A model lesson in commissioning work I have been busy painting over the last couple of months undertaking a couple of commissions for Fr Charles Byrd of Our Lady of the Mountains Catholic Church in Jasper, Georgia. The first completed is shown here, St Gregory the Great and I will show the other, St Ambrose. This was a great experience from start to finish. First of all, Fr Charles had a clear idea of what he wanted and this was very helpful to me. He had researched what St Gregory would have looked like and did not want a repeat of other icons he had seen because he felt that they would not have been historically accurate. We based this image on a description by a contemporary, John the Deacon and based the vestments upon contemporary icons of other popes. This is why he is not wearing an ornate papal tiara and has long grey hair. For all this, I did not feel at all stifled. He was happy to hear suggestions from me as to how we might fulfill the commission in accord with what he wanted and I feel that the end result is very much a joint effort. I wanted this to have a Western feel and so asked to be able to include the geometric patterning in the border and background. Also I made sure, as always, that we fulfilled the criteria of St Theodore the Studite so that it should be an image worthy of veneration: that it bears the name of the saint; and that it has the characteristics of the person, this refers both to physical traits (such as the grey hair) and those symbols that are associated with him - in this case the dove of the Holy Spirit.

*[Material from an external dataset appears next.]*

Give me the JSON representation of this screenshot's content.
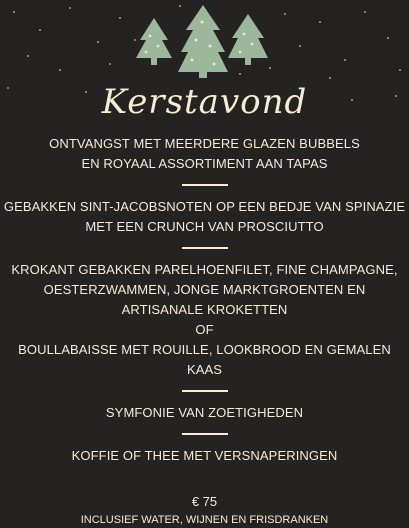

In his Letter to Artists, John Paul II asked for a renewed dialogue between the Church and artists in service of the common good, so that we might move towards reestablishing a culture of beauty. This dialogue can be of the form of grand events, in which the Pope, as Benedict did, gathers together prominent artists to make and address which is then published. This sort of event is the starting point for it puts the need in peoples minds. But a continuation of this, and perhaps the more important and productive part, is the dialogue that takes place at the grassroots. When enlightened patrons and artists who are Catholic and aware of our traditions work together to create art that fulfills its purpose. Whether this has produced a worth result here is for others to say, I hope so. I think the point is that if we are going to have art that serves the Church, it is unlikely that any one person will know all that is necessary and be able to produce the art in any particular case; we need cooperation between enlightened artists, religious who understand Church requirements and the liturgy, and patrons (the people supplying the money are very important and must contribute too).
They plan on installing this and St Ambrose into the Church in the new year and I hope to see photographs of the ceremony afterwards.